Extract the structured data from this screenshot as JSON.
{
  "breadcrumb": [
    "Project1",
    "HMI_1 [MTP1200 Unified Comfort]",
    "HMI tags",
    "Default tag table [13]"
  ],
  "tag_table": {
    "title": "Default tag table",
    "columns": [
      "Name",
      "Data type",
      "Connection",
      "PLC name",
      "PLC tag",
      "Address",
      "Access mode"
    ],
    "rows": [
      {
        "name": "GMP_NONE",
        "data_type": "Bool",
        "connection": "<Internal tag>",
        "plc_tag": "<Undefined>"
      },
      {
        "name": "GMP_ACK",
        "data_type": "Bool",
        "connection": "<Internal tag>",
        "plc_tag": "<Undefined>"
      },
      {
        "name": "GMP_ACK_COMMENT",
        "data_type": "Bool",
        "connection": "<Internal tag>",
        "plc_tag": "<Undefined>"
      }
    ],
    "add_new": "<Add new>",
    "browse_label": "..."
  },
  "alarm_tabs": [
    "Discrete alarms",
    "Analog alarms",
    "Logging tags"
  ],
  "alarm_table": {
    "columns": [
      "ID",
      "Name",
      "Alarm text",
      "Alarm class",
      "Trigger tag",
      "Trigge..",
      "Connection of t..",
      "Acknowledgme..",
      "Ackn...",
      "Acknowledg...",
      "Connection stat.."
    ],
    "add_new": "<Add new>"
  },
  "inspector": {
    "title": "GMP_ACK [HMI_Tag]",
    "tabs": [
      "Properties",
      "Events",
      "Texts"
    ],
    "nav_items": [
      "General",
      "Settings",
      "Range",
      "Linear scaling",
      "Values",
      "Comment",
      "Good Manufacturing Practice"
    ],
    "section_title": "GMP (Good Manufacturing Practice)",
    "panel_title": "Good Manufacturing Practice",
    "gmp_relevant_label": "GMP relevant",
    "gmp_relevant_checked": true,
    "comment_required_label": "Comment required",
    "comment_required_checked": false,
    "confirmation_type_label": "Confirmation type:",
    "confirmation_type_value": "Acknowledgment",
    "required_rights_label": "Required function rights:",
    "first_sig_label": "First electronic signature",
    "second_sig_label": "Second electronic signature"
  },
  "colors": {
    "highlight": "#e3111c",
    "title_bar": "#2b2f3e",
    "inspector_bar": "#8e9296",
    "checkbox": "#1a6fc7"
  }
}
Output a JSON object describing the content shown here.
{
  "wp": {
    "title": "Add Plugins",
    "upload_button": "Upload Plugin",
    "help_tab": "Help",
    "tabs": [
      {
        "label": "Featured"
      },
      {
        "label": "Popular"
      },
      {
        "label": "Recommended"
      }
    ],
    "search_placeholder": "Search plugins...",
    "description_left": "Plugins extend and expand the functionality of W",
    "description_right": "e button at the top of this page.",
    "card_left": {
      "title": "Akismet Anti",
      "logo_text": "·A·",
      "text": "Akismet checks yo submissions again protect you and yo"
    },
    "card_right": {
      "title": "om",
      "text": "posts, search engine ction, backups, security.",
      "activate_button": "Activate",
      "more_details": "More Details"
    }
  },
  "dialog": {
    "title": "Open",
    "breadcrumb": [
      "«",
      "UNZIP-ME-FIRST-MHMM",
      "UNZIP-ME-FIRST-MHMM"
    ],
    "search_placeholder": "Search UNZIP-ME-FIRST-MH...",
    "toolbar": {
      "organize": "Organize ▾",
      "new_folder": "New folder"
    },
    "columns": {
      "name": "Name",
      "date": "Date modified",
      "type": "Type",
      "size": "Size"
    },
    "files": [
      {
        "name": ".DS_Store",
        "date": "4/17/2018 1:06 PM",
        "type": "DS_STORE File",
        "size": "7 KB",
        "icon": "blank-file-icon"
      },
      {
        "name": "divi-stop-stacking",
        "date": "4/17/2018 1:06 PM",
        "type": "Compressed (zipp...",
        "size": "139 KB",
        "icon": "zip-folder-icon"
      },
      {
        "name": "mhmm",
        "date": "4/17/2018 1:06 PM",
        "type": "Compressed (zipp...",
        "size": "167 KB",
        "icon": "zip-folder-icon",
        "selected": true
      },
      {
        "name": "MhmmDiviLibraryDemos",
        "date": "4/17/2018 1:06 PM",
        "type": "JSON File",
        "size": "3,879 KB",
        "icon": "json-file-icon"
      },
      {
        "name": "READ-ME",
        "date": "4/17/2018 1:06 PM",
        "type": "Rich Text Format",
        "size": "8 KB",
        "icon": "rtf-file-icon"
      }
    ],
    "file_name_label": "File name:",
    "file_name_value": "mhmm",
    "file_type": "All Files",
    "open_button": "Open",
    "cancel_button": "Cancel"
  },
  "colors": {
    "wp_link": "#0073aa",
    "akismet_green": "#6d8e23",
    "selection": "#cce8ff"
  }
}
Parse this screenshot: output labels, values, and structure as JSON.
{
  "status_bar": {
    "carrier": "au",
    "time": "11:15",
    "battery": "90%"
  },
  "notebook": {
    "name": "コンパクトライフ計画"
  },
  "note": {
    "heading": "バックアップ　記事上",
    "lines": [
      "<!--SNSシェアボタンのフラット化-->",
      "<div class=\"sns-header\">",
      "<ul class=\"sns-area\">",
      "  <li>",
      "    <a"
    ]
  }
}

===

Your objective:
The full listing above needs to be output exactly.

Response:
Extract the structured data from this screenshot as JSON.
{
  "breadcrumb": [
    "Project1",
    "HMI_1 [MTP1200 Unified Comfort]",
    "HMI tags",
    "Default tag table [13]"
  ],
  "tag_table": {
    "title": "Default tag table",
    "columns": [
      "Name",
      "Data type",
      "Connection",
      "PLC name",
      "PLC tag",
      "Address",
      "Access mode"
    ],
    "rows": [
      {
        "name": "GMP_NONE",
        "data_type": "Bool",
        "connection": "<Internal tag>",
        "plc_tag": "<Undefined>"
      },
      {
        "name": "GMP_ACK",
        "data_type": "Bool",
        "connection": "<Internal tag>",
        "plc_tag": "<Undefined>"
      },
      {
        "name": "GMP_ACK_COMMENT",
        "data_type": "Bool",
        "connection": "<Internal tag>",
        "plc_tag": "<Undefined>"
      }
    ],
    "add_new": "<Add new>",
    "browse_label": "..."
  },
  "alarm_tabs": [
    "Discrete alarms",
    "Analog alarms",
    "Logging tags"
  ],
  "alarm_table": {
    "columns": [
      "ID",
      "Name",
      "Alarm text",
      "Alarm class",
      "Trigger tag",
      "Trigge..",
      "Connection of t..",
      "Acknowledgme..",
      "Ackn...",
      "Acknowledg...",
      "Connection stat.."
    ],
    "add_new": "<Add new>"
  },
  "inspector": {
    "title": "GMP_ACK [HMI_Tag]",
    "tabs": [
      "Properties",
      "Events",
      "Texts"
    ],
    "nav_items": [
      "General",
      "Settings",
      "Range",
      "Linear scaling",
      "Values",
      "Comment",
      "Good Manufacturing Practice"
    ],
    "section_title": "GMP (Good Manufacturing Practice)",
    "panel_title": "Good Manufacturing Practice",
    "gmp_relevant_label": "GMP relevant",
    "gmp_relevant_checked": true,
    "comment_required_label": "Comment required",
    "comment_required_checked": false,
    "confirmation_type_label": "Confirmation type:",
    "confirmation_type_value": "Acknowledgment",
    "required_rights_label": "Required function rights:",
    "first_sig_label": "First electronic signature",
    "second_sig_label": "Second electronic signature"
  },
  "colors": {
    "highlight": "#e3111c",
    "title_bar": "#2b2f3e",
    "inspector_bar": "#8e9296",
    "checkbox": "#1a6fc7"
  }
}
Output a JSON object describing the content shown here.
{
  "wp": {
    "title": "Add Plugins",
    "upload_button": "Upload Plugin",
    "help_tab": "Help",
    "tabs": [
      {
        "label": "Featured"
      },
      {
        "label": "Popular"
      },
      {
        "label": "Recommended"
      }
    ],
    "search_placeholder": "Search plugins...",
    "description_left": "Plugins extend and expand the functionality of W",
    "description_right": "e button at the top of this page.",
    "card_left": {
      "title": "Akismet Anti",
      "logo_text": "·A·",
      "text": "Akismet checks yo submissions again protect you and yo"
    },
    "card_right": {
      "title": "om",
      "text": "posts, search engine ction, backups, security.",
      "activate_button": "Activate",
      "more_details": "More Details"
    }
  },
  "dialog": {
    "title": "Open",
    "breadcrumb": [
      "«",
      "UNZIP-ME-FIRST-MHMM",
      "UNZIP-ME-FIRST-MHMM"
    ],
    "search_placeholder": "Search UNZIP-ME-FIRST-MH...",
    "toolbar": {
      "organize": "Organize ▾",
      "new_folder": "New folder"
    },
    "columns": {
      "name": "Name",
      "date": "Date modified",
      "type": "Type",
      "size": "Size"
    },
    "files": [
      {
        "name": ".DS_Store",
        "date": "4/17/2018 1:06 PM",
        "type": "DS_STORE File",
        "size": "7 KB",
        "icon": "blank-file-icon"
      },
      {
        "name": "divi-stop-stacking",
        "date": "4/17/2018 1:06 PM",
        "type": "Compressed (zipp...",
        "size": "139 KB",
        "icon": "zip-folder-icon"
      },
      {
        "name": "mhmm",
        "date": "4/17/2018 1:06 PM",
        "type": "Compressed (zipp...",
        "size": "167 KB",
        "icon": "zip-folder-icon",
        "selected": true
      },
      {
        "name": "MhmmDiviLibraryDemos",
        "date": "4/17/2018 1:06 PM",
        "type": "JSON File",
        "size": "3,879 KB",
        "icon": "json-file-icon"
      },
      {
        "name": "READ-ME",
        "date": "4/17/2018 1:06 PM",
        "type": "Rich Text Format",
        "size": "8 KB",
        "icon": "rtf-file-icon"
      }
    ],
    "file_name_label": "File name:",
    "file_name_value": "mhmm",
    "file_type": "All Files",
    "open_button": "Open",
    "cancel_button": "Cancel"
  },
  "colors": {
    "wp_link": "#0073aa",
    "akismet_green": "#6d8e23",
    "selection": "#cce8ff"
  }
}
Parse this screenshot: output labels, values, and structure as JSON.
{
  "status_bar": {
    "carrier": "au",
    "time": "11:15",
    "battery": "90%"
  },
  "notebook": {
    "name": "コンパクトライフ計画"
  },
  "note": {
    "heading": "バックアップ　記事上",
    "lines": [
      "<!--SNSシェアボタンのフラット化-->",
      "<div class=\"sns-header\">",
      "<ul class=\"sns-area\">",
      "  <li>",
      "    <a"
    ]
  }
}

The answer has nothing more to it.